• WORK ITEM:
Omit all pictures and give the records below again exactly as written.

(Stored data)
++++

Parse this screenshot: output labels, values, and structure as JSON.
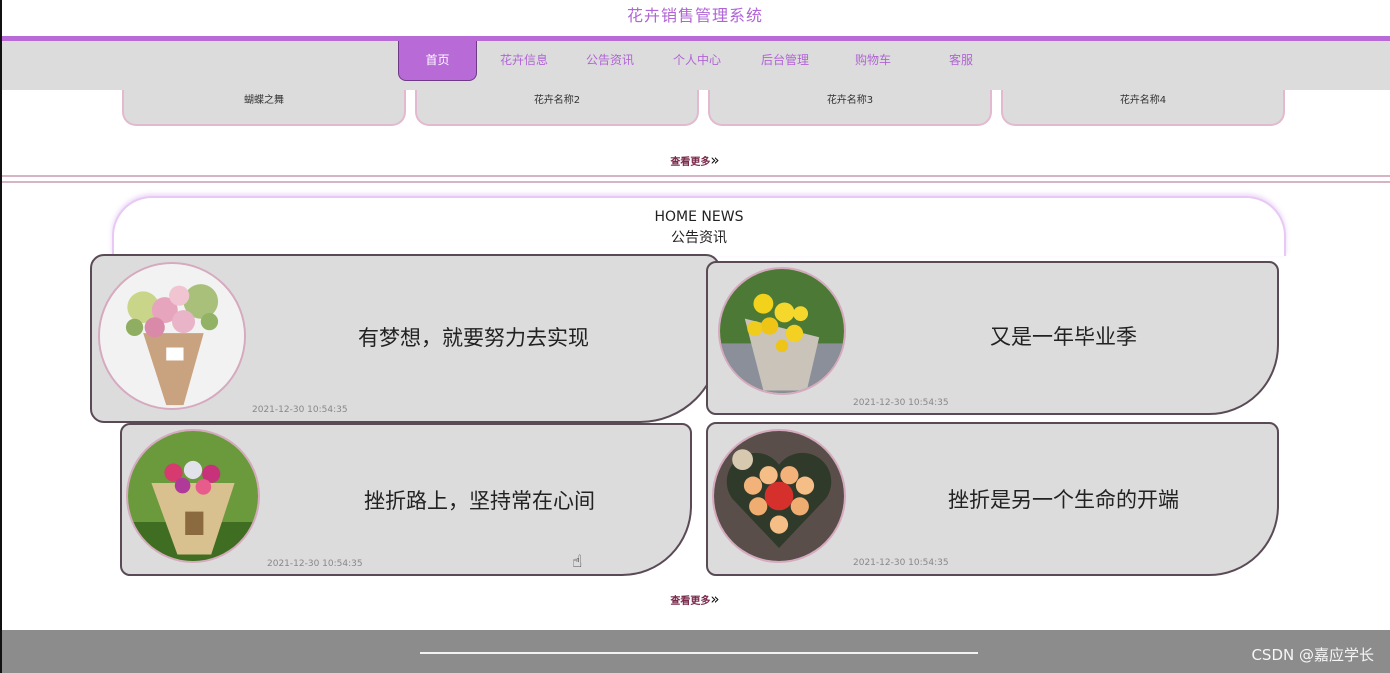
{
  "site": {
    "title": "花卉销售管理系统"
  },
  "nav": {
    "items": [
      {
        "label": "首页",
        "active": true
      },
      {
        "label": "花卉信息"
      },
      {
        "label": "公告资讯"
      },
      {
        "label": "个人中心"
      },
      {
        "label": "后台管理"
      },
      {
        "label": "购物车"
      },
      {
        "label": "客服"
      }
    ]
  },
  "flowers": {
    "items": [
      {
        "name": "蝴蝶之舞"
      },
      {
        "name": "花卉名称2"
      },
      {
        "name": "花卉名称3"
      },
      {
        "name": "花卉名称4"
      }
    ],
    "more": "查看更多"
  },
  "news": {
    "header_en": "HOME NEWS",
    "header_cn": "公告资讯",
    "items": [
      {
        "title": "有梦想，就要努力去实现",
        "date": "2021-12-30 10:54:35",
        "image": "pink-bouquet-photo"
      },
      {
        "title": "又是一年毕业季",
        "date": "2021-12-30 10:54:35",
        "image": "sunflower-bouquet-photo"
      },
      {
        "title": "挫折路上，坚持常在心间",
        "date": "2021-12-30 10:54:35",
        "image": "rose-bouquet-photo"
      },
      {
        "title": "挫折是另一个生命的开端",
        "date": "2021-12-30 10:54:35",
        "image": "heart-rose-box-photo"
      }
    ],
    "more": "查看更多"
  },
  "footer": {
    "watermark": "CSDN @嘉应学长"
  },
  "colors": {
    "accent": "#b86bd6",
    "nav_bg": "#dcdcdc",
    "footer_bg": "#8c8c8c"
  }
}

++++

• EXERCISE SOLUTION:
Parse this screenshot: output labels, values, and structure as JSON.
{
  "site": {
    "title": "花卉销售管理系统"
  },
  "nav": {
    "items": [
      {
        "label": "首页",
        "active": true
      },
      {
        "label": "花卉信息"
      },
      {
        "label": "公告资讯"
      },
      {
        "label": "个人中心"
      },
      {
        "label": "后台管理"
      },
      {
        "label": "购物车"
      },
      {
        "label": "客服"
      }
    ]
  },
  "flowers": {
    "items": [
      {
        "name": "蝴蝶之舞"
      },
      {
        "name": "花卉名称2"
      },
      {
        "name": "花卉名称3"
      },
      {
        "name": "花卉名称4"
      }
    ],
    "more": "查看更多"
  },
  "news": {
    "header_en": "HOME NEWS",
    "header_cn": "公告资讯",
    "items": [
      {
        "title": "有梦想，就要努力去实现",
        "date": "2021-12-30 10:54:35",
        "image": "pink-bouquet-photo"
      },
      {
        "title": "又是一年毕业季",
        "date": "2021-12-30 10:54:35",
        "image": "sunflower-bouquet-photo"
      },
      {
        "title": "挫折路上，坚持常在心间",
        "date": "2021-12-30 10:54:35",
        "image": "rose-bouquet-photo"
      },
      {
        "title": "挫折是另一个生命的开端",
        "date": "2021-12-30 10:54:35",
        "image": "heart-rose-box-photo"
      }
    ],
    "more": "查看更多"
  },
  "footer": {
    "watermark": "CSDN @嘉应学长"
  },
  "colors": {
    "accent": "#b86bd6",
    "nav_bg": "#dcdcdc",
    "footer_bg": "#8c8c8c"
  }
}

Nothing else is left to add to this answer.